→ TASK
Using the material below, count the lines that contain the word "JSON" and report the number only.

DATASET RECORDS section start

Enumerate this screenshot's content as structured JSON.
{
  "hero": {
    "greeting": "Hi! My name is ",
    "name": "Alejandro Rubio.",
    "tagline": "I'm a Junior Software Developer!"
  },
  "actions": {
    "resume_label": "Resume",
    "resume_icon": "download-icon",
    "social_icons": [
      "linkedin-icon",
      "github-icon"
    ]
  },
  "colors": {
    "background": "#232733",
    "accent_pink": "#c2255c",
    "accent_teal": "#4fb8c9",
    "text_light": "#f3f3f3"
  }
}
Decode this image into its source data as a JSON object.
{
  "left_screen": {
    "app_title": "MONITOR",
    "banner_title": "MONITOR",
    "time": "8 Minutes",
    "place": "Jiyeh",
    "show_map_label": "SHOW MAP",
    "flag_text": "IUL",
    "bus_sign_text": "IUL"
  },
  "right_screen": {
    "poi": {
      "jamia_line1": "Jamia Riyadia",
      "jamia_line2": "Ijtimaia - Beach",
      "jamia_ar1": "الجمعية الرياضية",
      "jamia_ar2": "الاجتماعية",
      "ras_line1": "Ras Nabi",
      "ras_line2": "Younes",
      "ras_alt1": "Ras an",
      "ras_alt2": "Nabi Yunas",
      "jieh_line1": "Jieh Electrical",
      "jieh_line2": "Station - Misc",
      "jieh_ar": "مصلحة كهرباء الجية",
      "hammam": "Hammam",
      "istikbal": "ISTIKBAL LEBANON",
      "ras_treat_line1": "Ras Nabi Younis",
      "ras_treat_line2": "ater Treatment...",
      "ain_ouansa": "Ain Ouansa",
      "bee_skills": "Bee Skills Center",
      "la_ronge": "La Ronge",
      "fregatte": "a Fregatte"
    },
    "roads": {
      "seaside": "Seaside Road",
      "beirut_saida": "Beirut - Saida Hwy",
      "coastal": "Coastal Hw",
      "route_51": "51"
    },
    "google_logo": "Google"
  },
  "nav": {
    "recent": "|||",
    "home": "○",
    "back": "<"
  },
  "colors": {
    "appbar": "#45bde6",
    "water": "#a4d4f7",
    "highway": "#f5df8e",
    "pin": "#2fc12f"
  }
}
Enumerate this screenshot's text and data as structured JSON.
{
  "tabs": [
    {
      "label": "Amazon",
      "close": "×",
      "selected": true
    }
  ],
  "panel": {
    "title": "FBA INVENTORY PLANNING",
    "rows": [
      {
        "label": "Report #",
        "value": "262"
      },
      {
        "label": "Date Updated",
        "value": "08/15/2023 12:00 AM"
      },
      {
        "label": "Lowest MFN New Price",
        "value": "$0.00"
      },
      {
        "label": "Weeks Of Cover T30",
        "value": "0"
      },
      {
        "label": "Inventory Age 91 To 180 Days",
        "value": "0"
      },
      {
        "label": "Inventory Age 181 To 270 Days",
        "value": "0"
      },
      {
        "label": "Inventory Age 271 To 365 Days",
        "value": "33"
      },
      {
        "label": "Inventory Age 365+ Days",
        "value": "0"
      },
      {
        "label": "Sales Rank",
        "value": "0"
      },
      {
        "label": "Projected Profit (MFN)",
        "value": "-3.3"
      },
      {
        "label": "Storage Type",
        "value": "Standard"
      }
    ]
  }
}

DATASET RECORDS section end

→ ANSWER TO THIS PROBLEM
3